In March 2004 a Palestinian teenager named Hussam Abdo was spotted by Israeli soldiers behaving suspiciously as he approached the Hawara checkpoint in the West Bank. Ordered at gunpoint to raise his sweater, the startled boy exposed a suicide vest loaded with nearly 20 pounds of explosives and metal scraps, constructed to maximize carnage. A video taken by a journalist at the checkpoint captured the scene as Abdo was given scissors to cut himself free of the vest, which had been strapped tight to his body in the expectation that it wouldn’t have to come off. He’s been in an Israeli prison ever since.
Abdo provided a portrait of a suicide bomber as a young man. He had an intellectual disability. He was bullied by classmates who called him “the ugly dwarf.” He came from a comparatively well-off family. He had been lured into the bombing only the night before, with the promise of sex in the afterlife. His family was outraged that he had been recruited for martyrdom.
Essentially the rest of his piece lays out how widespread the support for terrorists who murder Jewish children is within the whole of Palestinian culture. The dam has burst now: it is impossible to assert supporters for these acts are a few extremists. All of Palestinian society is extreme. What is rare (and a gem when we find it) is a voice of sanity that condemns these actions.
Here’s my question: What kind of society produces such mothers? Whence the women who cheer on their boys to blow themselves up or murder the children of their neighbors?
Well-intentioned Western liberals may prefer not to ask, because at least some of the conceivable answers may upset the comforting cliché that all human beings can relate on some level, whatever the cultural differences. Or they may accuse me of picking a few stray anecdotes and treating them as dispositive, as if I’m the only Western journalist to encounter the unsettling reality of a society sunk into a culture of hate. Or they can claim that I am ignoring the suffering of Palestinian women whose innocent children have died at Israeli hands.
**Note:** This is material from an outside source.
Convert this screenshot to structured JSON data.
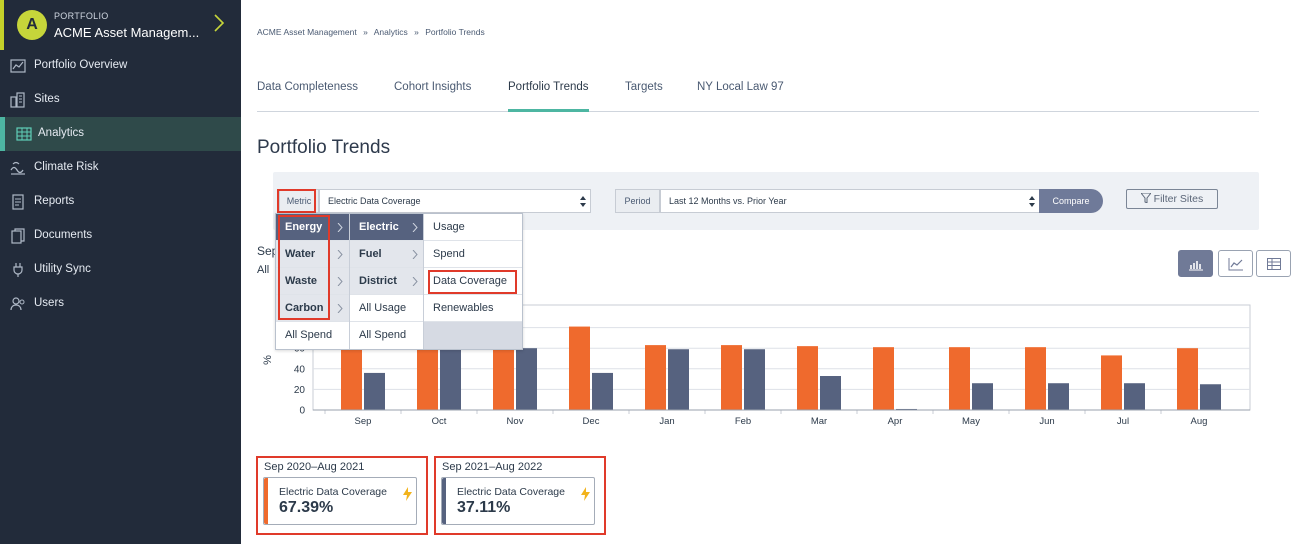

But I’m not ignoring that suffering. To kill innocent people deliberately is odious, to kill them accidentally or “collaterally” is, at a minimum, tragic. I just have yet to meet the Israeli mother who wants to raise her boys to become kidnappers and murderers—and who isn’t afraid of saying as much to visiting journalists.
We are different: we do not set out in the morning to kill their children. Ever. Just look at the incredible care with which we target their terrorists! The smallest amount of explosive we can use to get the job done. If anyone ever does they are drummed out of our society mercilessly. If Jews even draw graffiti on a Palestinian building they are widely condemned!
As for the Palestinians and their inveterate sympathizers in the West, perhaps they should note that a culture that too often openly celebrates martyrdom and murder is not fit for statehood, and that making excuses for that culture only makes it more unfit. Postwar Germany put itself through a process of moral rehabilitation that began with a recognition of what it had done. Palestinians who want a state should do the same, starting with the mothers.
If you support this Palestinian culture of hate having a state (i.e. the two state solution) you are supporting terror.
The two state solution must be considered impossible with the current culture of the entire Palestinian people. That’s not saying it can’t change, but the scale of the change needed would be unprecedented in all of human history.